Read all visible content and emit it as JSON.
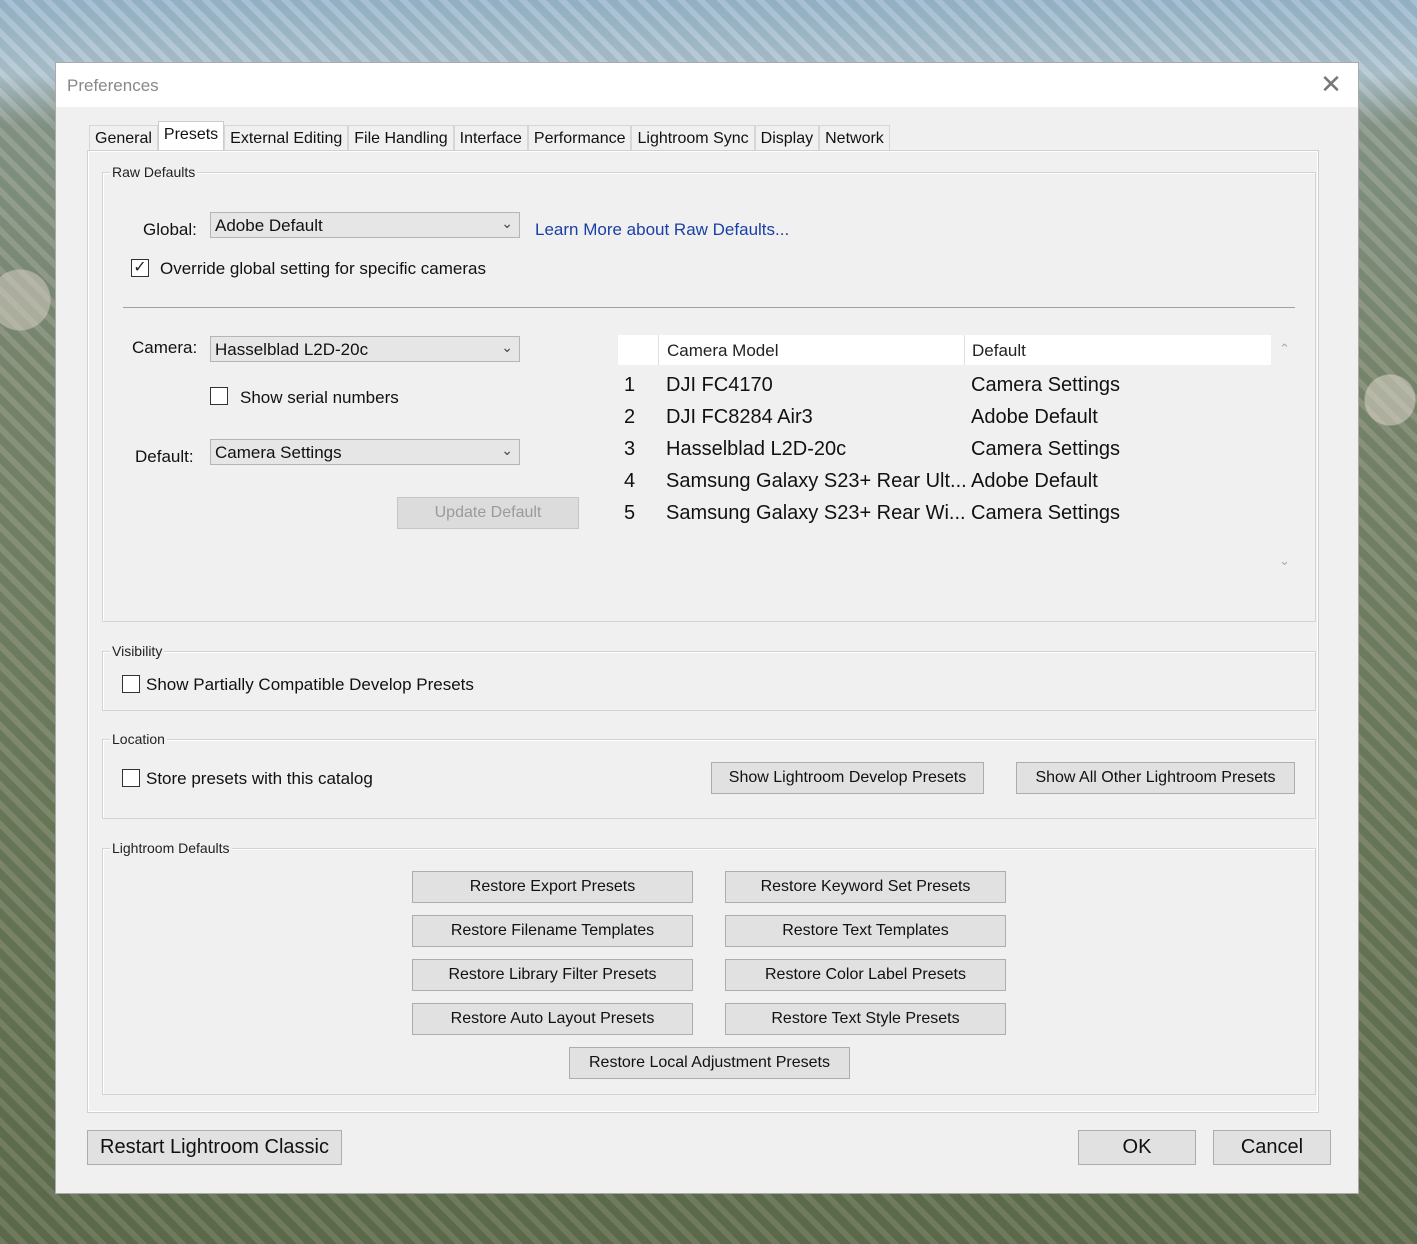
{
  "window": {
    "title": "Preferences",
    "close_glyph": "✕"
  },
  "tabs": [
    "General",
    "Presets",
    "External Editing",
    "File Handling",
    "Interface",
    "Performance",
    "Lightroom Sync",
    "Display",
    "Network"
  ],
  "active_tab": "Presets",
  "raw_defaults": {
    "section_label": "Raw Defaults",
    "global_label": "Global:",
    "global_value": "Adobe Default",
    "learn_more": "Learn More about Raw Defaults...",
    "override_label": "Override global setting for specific cameras",
    "override_checked": true,
    "camera_label": "Camera:",
    "camera_value": "Hasselblad L2D-20c",
    "serial_label": "Show serial numbers",
    "serial_checked": false,
    "default_label": "Default:",
    "default_value": "Camera Settings",
    "update_button": "Update Default",
    "table": {
      "headers": [
        "Camera Model",
        "Default"
      ],
      "rows": [
        {
          "n": "1",
          "model": "DJI FC4170",
          "default": "Camera Settings"
        },
        {
          "n": "2",
          "model": "DJI FC8284 Air3",
          "default": "Adobe Default"
        },
        {
          "n": "3",
          "model": "Hasselblad L2D-20c",
          "default": "Camera Settings"
        },
        {
          "n": "4",
          "model": "Samsung Galaxy S23+ Rear Ult...",
          "default": "Adobe Default"
        },
        {
          "n": "5",
          "model": "Samsung Galaxy S23+ Rear Wi...",
          "default": "Camera Settings"
        }
      ]
    }
  },
  "visibility": {
    "section_label": "Visibility",
    "partial_label": "Show Partially Compatible Develop Presets",
    "partial_checked": false
  },
  "location": {
    "section_label": "Location",
    "store_label": "Store presets with this catalog",
    "store_checked": false,
    "show_develop": "Show Lightroom Develop Presets",
    "show_other": "Show All Other Lightroom Presets"
  },
  "lightroom_defaults": {
    "section_label": "Lightroom Defaults",
    "buttons": [
      "Restore Export Presets",
      "Restore Keyword Set Presets",
      "Restore Filename Templates",
      "Restore Text Templates",
      "Restore Library Filter Presets",
      "Restore Color Label Presets",
      "Restore Auto Layout Presets",
      "Restore Text Style Presets",
      "Restore Local Adjustment Presets"
    ]
  },
  "footer": {
    "restart": "Restart Lightroom Classic",
    "ok": "OK",
    "cancel": "Cancel"
  },
  "icons": {
    "chevron": "chevron-down-icon",
    "check": "checkmark-icon",
    "close": "close-icon"
  }
}
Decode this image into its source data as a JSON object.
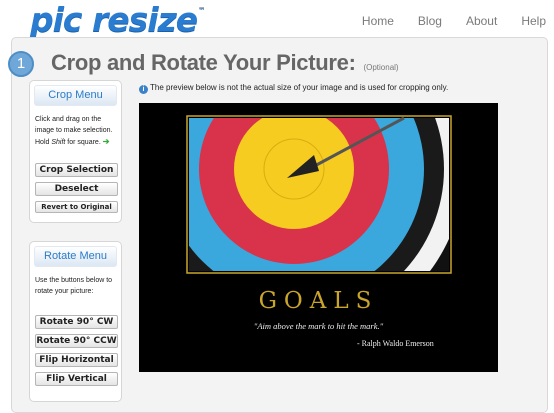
{
  "brand": {
    "logo_text": "pic resize",
    "tm": "™"
  },
  "nav": [
    {
      "label": "Home"
    },
    {
      "label": "Blog"
    },
    {
      "label": "About"
    },
    {
      "label": "Help"
    }
  ],
  "step": {
    "number": "1"
  },
  "page": {
    "title": "Crop and Rotate Your Picture:",
    "optional": "(Optional)"
  },
  "crop_menu": {
    "title": "Crop Menu",
    "desc_1": "Click and drag on the image to make selection. Hold ",
    "desc_shift": "Shift",
    "desc_2": " for square.",
    "arrow": "➔",
    "buttons": {
      "crop_selection": "Crop Selection",
      "deselect": "Deselect",
      "revert": "Revert to Original"
    }
  },
  "rotate_menu": {
    "title": "Rotate Menu",
    "desc": "Use the buttons below to rotate your picture:",
    "buttons": {
      "rotate_cw": "Rotate 90° CW",
      "rotate_ccw": "Rotate 90° CCW",
      "flip_h": "Flip Horizontal",
      "flip_v": "Flip Vertical"
    }
  },
  "info": {
    "icon": "i",
    "text": "The preview below is not the actual size of your image and is used for cropping only."
  },
  "poster": {
    "headline": "GOALS",
    "quote": "\"Aim above the mark to hit the mark.\"",
    "author": "- Ralph Waldo Emerson"
  },
  "colors": {
    "accent": "#2a7cd0",
    "poster_gold": "#c9a52c"
  }
}
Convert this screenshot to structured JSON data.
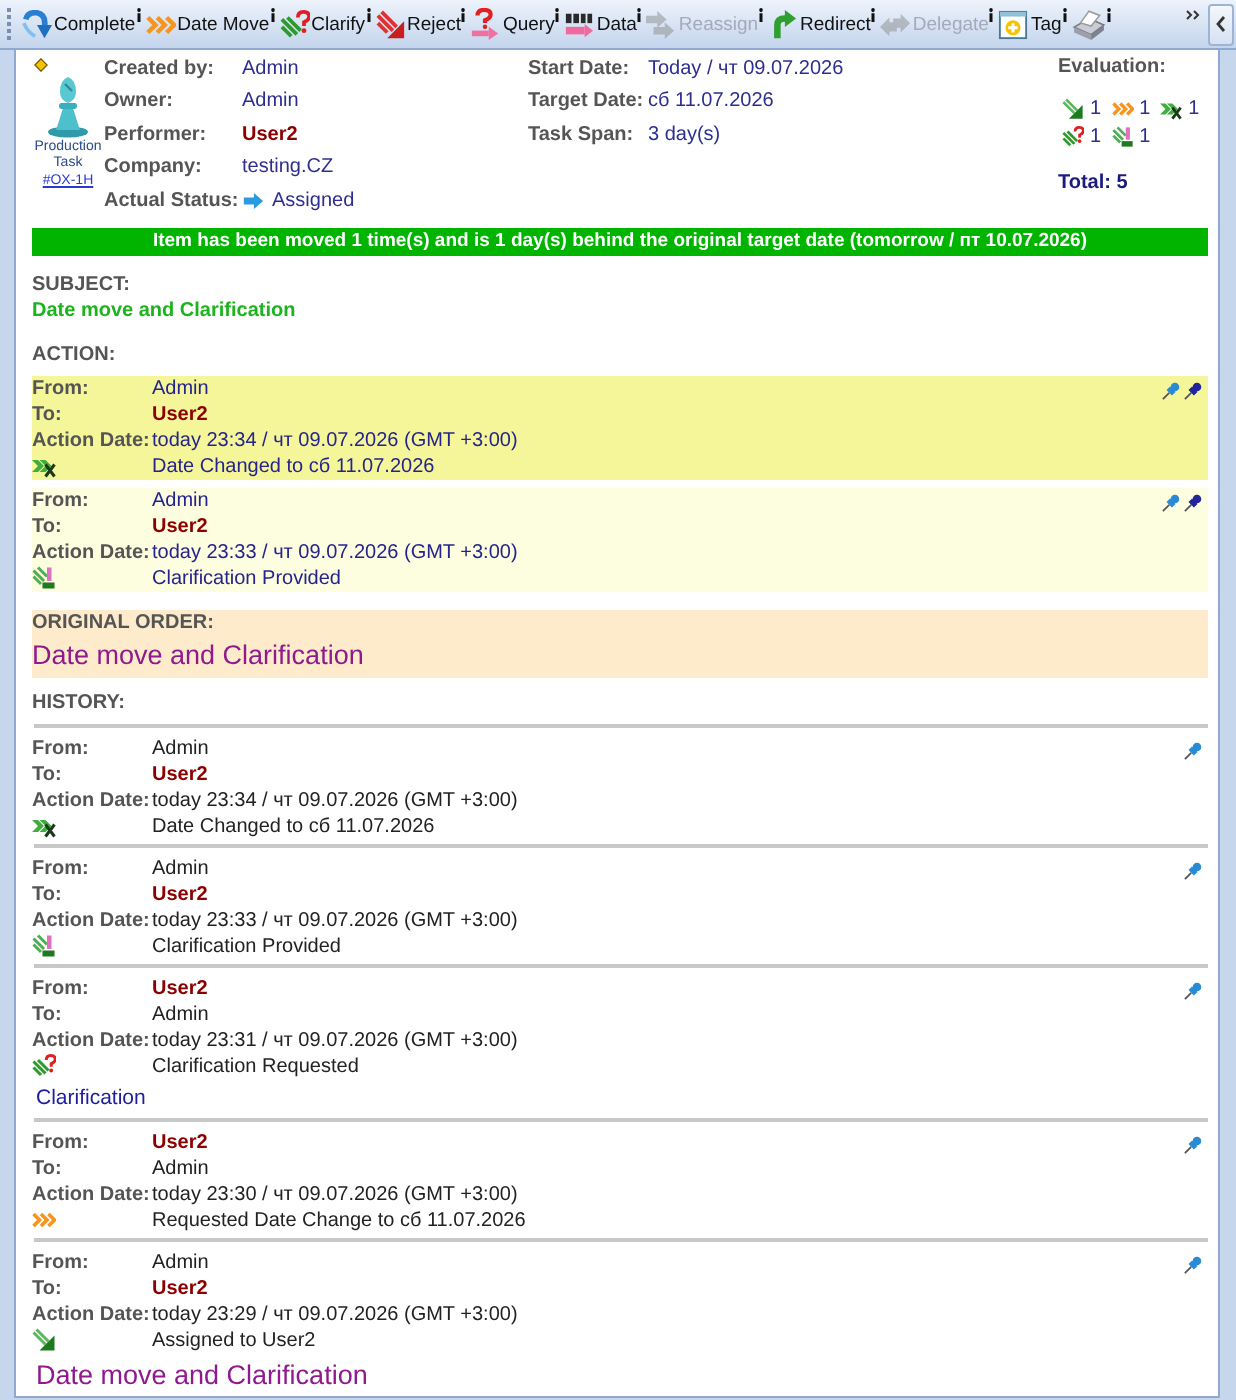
{
  "toolbar": {
    "buttons": [
      {
        "kind": "complete",
        "label": "Complete",
        "disabled": false
      },
      {
        "kind": "date_move",
        "label": "Date Move",
        "disabled": false
      },
      {
        "kind": "clarify",
        "label": "Clarify",
        "disabled": false
      },
      {
        "kind": "reject",
        "label": "Reject",
        "disabled": false
      },
      {
        "kind": "query",
        "label": "Query",
        "disabled": false
      },
      {
        "kind": "data",
        "label": "Data",
        "disabled": false
      },
      {
        "kind": "reassign",
        "label": "Reassign",
        "disabled": true
      },
      {
        "kind": "redirect",
        "label": "Redirect",
        "disabled": false
      },
      {
        "kind": "delegate",
        "label": "Delegate",
        "disabled": true
      },
      {
        "kind": "tag",
        "label": "Tag",
        "disabled": false
      },
      {
        "kind": "print",
        "disabled": false
      }
    ]
  },
  "task": {
    "type": "Production Task",
    "code": "#OX-1H"
  },
  "details": [
    {
      "label": "Created by:",
      "value": "Admin",
      "performer": false,
      "kind": "text"
    },
    {
      "label": "Owner:",
      "value": "Admin",
      "performer": false,
      "kind": "text"
    },
    {
      "label": "Performer:",
      "value": "User2",
      "performer": true,
      "kind": "text"
    },
    {
      "label": "Company:",
      "value": "testing.CZ",
      "performer": false,
      "kind": "text"
    },
    {
      "label": "Actual Status:",
      "value": "Assigned",
      "performer": false,
      "kind": "status"
    }
  ],
  "dates": [
    {
      "label": "Start Date:",
      "value": "Today / чт 09.07.2026"
    },
    {
      "label": "Target Date:",
      "value": "сб 11.07.2026"
    },
    {
      "label": "Task Span:",
      "value": "3 day(s)"
    }
  ],
  "evaluation": {
    "label": "Evaluation:",
    "items": [
      {
        "kind": "assigned",
        "count": "1"
      },
      {
        "kind": "date_request",
        "count": "1"
      },
      {
        "kind": "date_changed",
        "count": "1"
      },
      {
        "kind": "clarify_request",
        "count": "1"
      },
      {
        "kind": "clarify_provided",
        "count": "1"
      }
    ],
    "total": "Total: 5"
  },
  "banner": "Item has been moved 1 time(s) and is 1 day(s) behind the original target date (tomorrow / пт 10.07.2026)",
  "subject": {
    "label": "SUBJECT:",
    "text": "Date move and Clarification"
  },
  "action": {
    "label": "ACTION:",
    "entries": [
      {
        "selected": true,
        "fields": [
          {
            "label": "From:",
            "value": "Admin",
            "performer": false
          },
          {
            "label": "To:",
            "value": "User2",
            "performer": true
          },
          {
            "label": "Action Date:",
            "value": "today 23:34 / чт 09.07.2026 (GMT +3:00)",
            "performer": false
          }
        ],
        "kind": "date_changed",
        "text": "Date Changed to сб 11.07.2026"
      },
      {
        "selected": false,
        "fields": [
          {
            "label": "From:",
            "value": "Admin",
            "performer": false
          },
          {
            "label": "To:",
            "value": "User2",
            "performer": true
          },
          {
            "label": "Action Date:",
            "value": "today 23:33 / чт 09.07.2026 (GMT +3:00)",
            "performer": false
          }
        ],
        "kind": "clarify_provided",
        "text": "Clarification Provided"
      }
    ]
  },
  "original_order": {
    "label": "ORIGINAL ORDER:",
    "text": "Date move and Clarification"
  },
  "history": {
    "label": "HISTORY:",
    "entries": [
      {
        "fields": [
          {
            "label": "From:",
            "value": "Admin",
            "performer": false
          },
          {
            "label": "To:",
            "value": "User2",
            "performer": true
          },
          {
            "label": "Action Date:",
            "value": "today 23:34 / чт 09.07.2026 (GMT +3:00)",
            "performer": false
          }
        ],
        "kind": "date_changed",
        "text": "Date Changed to сб 11.07.2026"
      },
      {
        "fields": [
          {
            "label": "From:",
            "value": "Admin",
            "performer": false
          },
          {
            "label": "To:",
            "value": "User2",
            "performer": true
          },
          {
            "label": "Action Date:",
            "value": "today 23:33 / чт 09.07.2026 (GMT +3:00)",
            "performer": false
          }
        ],
        "kind": "clarify_provided",
        "text": "Clarification Provided"
      },
      {
        "fields": [
          {
            "label": "From:",
            "value": "User2",
            "performer": true
          },
          {
            "label": "To:",
            "value": "Admin",
            "performer": false
          },
          {
            "label": "Action Date:",
            "value": "today 23:31 / чт 09.07.2026 (GMT +3:00)",
            "performer": false
          }
        ],
        "kind": "clarify_request",
        "text": "Clarification Requested",
        "note": {
          "kind": "comment",
          "text": "Clarification"
        }
      },
      {
        "fields": [
          {
            "label": "From:",
            "value": "User2",
            "performer": true
          },
          {
            "label": "To:",
            "value": "Admin",
            "performer": false
          },
          {
            "label": "Action Date:",
            "value": "today 23:30 / чт 09.07.2026 (GMT +3:00)",
            "performer": false
          }
        ],
        "kind": "date_request",
        "text": "Requested Date Change to сб 11.07.2026"
      },
      {
        "fields": [
          {
            "label": "From:",
            "value": "Admin",
            "performer": false
          },
          {
            "label": "To:",
            "value": "User2",
            "performer": true
          },
          {
            "label": "Action Date:",
            "value": "today 23:29 / чт 09.07.2026 (GMT +3:00)",
            "performer": false
          }
        ],
        "kind": "assigned",
        "text": "Assigned to User2",
        "note": {
          "kind": "order",
          "text": "Date move and Clarification"
        }
      }
    ]
  }
}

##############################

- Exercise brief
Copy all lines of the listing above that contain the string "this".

- Reply
    "store_label": "Store presets with this catalog",
Decode this image into its source data as a JSON object.
Convert this screenshot to structured JSON data.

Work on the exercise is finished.